--- START ---
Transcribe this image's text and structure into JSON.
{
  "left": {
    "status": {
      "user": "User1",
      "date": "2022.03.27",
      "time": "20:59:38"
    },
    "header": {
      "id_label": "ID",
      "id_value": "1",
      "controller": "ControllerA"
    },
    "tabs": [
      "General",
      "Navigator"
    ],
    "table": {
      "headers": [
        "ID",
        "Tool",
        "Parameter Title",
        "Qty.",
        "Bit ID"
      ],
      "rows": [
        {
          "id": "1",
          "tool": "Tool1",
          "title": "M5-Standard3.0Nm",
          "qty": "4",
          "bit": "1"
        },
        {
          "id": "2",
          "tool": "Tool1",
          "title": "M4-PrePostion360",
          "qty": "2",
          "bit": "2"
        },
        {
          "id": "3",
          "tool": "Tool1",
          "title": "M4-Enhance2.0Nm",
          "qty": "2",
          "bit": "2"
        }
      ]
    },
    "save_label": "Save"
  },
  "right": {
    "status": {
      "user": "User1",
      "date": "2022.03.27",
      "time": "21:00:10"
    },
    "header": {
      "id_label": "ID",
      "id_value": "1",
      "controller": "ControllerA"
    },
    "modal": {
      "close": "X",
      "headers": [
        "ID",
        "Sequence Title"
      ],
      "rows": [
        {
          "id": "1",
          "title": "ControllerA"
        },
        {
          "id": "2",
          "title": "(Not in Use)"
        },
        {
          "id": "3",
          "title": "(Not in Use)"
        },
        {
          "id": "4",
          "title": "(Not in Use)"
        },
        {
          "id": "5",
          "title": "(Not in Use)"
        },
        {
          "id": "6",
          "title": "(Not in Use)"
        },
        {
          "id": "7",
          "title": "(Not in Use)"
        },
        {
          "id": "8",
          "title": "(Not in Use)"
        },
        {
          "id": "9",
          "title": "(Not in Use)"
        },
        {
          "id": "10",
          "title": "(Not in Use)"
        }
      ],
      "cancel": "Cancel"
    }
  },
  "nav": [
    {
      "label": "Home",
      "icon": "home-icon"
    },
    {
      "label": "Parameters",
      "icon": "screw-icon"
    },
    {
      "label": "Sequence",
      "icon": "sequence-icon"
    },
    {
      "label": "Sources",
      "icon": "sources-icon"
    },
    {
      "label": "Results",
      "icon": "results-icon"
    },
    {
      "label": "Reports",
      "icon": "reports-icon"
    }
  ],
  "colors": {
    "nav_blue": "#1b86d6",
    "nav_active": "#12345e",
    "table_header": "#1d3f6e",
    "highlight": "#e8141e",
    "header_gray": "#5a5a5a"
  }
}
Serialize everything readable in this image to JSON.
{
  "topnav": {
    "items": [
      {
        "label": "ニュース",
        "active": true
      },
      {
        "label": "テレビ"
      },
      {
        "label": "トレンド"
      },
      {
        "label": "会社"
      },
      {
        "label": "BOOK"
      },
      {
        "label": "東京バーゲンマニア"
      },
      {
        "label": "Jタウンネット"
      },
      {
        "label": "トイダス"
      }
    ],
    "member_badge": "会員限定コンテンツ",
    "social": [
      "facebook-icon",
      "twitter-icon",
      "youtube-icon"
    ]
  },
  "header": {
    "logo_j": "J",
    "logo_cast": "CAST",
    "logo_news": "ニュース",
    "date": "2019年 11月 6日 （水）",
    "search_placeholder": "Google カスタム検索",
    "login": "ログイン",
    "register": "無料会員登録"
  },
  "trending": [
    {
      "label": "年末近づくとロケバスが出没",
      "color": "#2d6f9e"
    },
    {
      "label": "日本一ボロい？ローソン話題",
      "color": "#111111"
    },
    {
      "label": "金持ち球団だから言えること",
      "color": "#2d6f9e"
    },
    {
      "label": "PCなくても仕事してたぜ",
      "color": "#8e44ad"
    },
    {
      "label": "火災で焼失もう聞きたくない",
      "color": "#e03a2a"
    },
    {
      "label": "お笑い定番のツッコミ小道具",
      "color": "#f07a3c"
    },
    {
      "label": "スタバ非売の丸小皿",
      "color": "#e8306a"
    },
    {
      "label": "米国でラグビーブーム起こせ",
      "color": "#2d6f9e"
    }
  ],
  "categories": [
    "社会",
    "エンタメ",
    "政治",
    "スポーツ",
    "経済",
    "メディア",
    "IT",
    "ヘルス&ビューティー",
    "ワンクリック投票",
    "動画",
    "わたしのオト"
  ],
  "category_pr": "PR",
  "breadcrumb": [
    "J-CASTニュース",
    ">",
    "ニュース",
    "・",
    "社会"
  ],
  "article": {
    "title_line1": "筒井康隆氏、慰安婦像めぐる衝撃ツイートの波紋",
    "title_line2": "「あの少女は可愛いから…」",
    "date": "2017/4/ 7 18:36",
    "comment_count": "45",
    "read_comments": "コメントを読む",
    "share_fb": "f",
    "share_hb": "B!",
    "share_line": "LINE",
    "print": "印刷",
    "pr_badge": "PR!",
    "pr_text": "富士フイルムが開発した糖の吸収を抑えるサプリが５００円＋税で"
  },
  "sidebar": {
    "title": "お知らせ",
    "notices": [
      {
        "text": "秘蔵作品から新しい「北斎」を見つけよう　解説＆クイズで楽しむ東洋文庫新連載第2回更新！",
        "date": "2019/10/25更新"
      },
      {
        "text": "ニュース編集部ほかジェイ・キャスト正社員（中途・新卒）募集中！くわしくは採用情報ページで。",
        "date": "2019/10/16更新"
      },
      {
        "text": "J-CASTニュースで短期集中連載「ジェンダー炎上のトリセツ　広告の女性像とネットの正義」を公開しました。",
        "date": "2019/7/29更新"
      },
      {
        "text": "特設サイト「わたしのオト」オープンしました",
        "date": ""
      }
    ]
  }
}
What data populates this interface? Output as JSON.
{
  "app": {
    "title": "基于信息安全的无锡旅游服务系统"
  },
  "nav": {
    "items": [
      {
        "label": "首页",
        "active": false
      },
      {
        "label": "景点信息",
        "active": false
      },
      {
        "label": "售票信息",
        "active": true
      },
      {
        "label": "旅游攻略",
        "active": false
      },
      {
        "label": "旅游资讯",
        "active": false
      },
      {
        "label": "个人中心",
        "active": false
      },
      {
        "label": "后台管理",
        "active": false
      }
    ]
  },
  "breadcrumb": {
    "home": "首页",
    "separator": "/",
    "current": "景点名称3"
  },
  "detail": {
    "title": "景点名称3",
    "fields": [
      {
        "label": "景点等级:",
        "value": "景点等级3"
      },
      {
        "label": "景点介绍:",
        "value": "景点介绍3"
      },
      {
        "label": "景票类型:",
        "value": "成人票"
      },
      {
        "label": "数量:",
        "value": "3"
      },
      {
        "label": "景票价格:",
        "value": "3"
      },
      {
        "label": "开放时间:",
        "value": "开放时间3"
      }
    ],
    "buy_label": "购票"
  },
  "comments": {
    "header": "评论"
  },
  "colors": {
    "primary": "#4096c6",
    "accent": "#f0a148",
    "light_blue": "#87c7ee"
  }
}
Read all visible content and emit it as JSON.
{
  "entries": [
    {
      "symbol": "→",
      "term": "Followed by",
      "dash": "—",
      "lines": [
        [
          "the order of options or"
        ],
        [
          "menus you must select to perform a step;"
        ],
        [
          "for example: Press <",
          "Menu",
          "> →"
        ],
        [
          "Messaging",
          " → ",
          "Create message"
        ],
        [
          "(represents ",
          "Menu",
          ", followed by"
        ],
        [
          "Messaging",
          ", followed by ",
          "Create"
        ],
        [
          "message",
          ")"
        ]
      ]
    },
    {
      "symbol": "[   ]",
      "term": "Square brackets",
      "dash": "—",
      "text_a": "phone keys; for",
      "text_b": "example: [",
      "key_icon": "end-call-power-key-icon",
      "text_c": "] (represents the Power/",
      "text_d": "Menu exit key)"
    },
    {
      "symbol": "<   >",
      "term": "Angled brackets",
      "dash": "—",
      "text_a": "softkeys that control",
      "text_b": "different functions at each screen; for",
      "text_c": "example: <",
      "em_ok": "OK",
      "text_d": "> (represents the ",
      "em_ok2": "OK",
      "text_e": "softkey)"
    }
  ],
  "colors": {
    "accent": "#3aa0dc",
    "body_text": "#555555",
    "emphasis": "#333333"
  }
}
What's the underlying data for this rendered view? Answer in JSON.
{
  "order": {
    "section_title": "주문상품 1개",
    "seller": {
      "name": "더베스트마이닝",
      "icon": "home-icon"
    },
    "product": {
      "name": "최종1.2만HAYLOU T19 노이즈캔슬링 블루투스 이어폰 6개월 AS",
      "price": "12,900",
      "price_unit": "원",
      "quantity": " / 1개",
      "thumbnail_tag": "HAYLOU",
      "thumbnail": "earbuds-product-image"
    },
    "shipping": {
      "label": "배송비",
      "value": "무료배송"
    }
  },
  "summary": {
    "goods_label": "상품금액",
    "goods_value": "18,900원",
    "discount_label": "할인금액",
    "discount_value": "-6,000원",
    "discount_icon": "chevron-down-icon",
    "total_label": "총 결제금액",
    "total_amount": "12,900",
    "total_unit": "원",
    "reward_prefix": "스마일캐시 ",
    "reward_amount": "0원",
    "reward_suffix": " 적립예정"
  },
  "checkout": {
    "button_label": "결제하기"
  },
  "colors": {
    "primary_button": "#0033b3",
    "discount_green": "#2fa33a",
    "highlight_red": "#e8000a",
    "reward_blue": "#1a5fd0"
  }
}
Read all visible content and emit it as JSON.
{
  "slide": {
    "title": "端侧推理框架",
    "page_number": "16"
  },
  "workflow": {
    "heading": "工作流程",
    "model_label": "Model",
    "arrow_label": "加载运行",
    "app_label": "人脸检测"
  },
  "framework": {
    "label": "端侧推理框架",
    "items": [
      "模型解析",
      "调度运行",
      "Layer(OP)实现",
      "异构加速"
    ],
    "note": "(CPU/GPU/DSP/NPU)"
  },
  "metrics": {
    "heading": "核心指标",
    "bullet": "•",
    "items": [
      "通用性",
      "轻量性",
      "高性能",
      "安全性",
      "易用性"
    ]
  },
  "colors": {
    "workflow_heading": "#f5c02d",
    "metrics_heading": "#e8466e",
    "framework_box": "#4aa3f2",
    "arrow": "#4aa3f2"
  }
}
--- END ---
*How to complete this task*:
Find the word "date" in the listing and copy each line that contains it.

*Result*:
      "date": "2022.03.27",
      "date": "2022.03.27",
    "date": "2019年 11月 6日 （水）",
    "date": "2017/4/ 7 18:36",
        "date": "2019/10/25更新"
        "date": "2019/10/16更新"
        "date": "2019/7/29更新"
        "date": ""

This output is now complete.